Cloud computing, the explosive growth of MEMS and sensors, and sustainability issues are common themes throughout the document. The roadmap also pinpoints critical technology gaps and areas where R&D efforts should be focused.
"In the 20 years that we've been creating roadmaps for the electronics manufacturing industry, each successive edition has built on, and improved upon, the previous one," said Bill Bader, CEO of iNEMI.
"The first roadmap, published in 1994, was created by the US electronics industry and covered only nine technology areas, focusing primarily on assembly and packaging, and electronic components. Since then, we have broadened our focus in terms of geography and technology, and increased the depth of discussion. We now have a truly global perspective, thanks to the contributors located around the world, and this latest roadmap covers 20 technology areas and six product sectors, encompassing the entire electronics manufacturing supply chain."
Cloud computing figures prominently in this latest roadmap, and has the potential to create the most significant paradigm shifts, bringing about major changes to business models in the next four to five years. Similarly, the increased use of MEMS and sensors in a growing number of applications (cell phones, medical electronics, automotive) has repercussions across multiple product sectors.
Concerns about sustainability are still at the forefront while companies continue to grapple with the lack of industry-wide assessment methodologies to evaluate alternative materials and the need for data to assess and quantify environmental impact of products in a consistent way.
Faster rates of change in miniaturization, driven by the explosion of smart phones, tablets and other mobile devices, are resulting in increased use of complex, 3D assemblies and solutions, such as system-in-package (SiP). These solutions, however, come with their own sets of challenges.

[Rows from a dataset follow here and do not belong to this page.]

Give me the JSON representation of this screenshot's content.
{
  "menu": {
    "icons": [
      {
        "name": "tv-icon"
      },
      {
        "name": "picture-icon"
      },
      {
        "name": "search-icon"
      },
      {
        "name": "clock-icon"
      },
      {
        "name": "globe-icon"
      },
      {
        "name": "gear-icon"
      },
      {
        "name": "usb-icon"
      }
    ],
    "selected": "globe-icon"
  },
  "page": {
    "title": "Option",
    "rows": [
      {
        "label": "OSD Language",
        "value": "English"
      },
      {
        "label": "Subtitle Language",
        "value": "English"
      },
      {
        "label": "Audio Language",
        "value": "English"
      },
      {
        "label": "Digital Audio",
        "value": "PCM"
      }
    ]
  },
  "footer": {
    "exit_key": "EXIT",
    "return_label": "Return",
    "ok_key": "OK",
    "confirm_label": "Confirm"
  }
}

Lack of test access, pick and place of 3D thin chips or bare 3D stacked chips with irregular shapes, rework processes and heat sink attachment all become more difficult.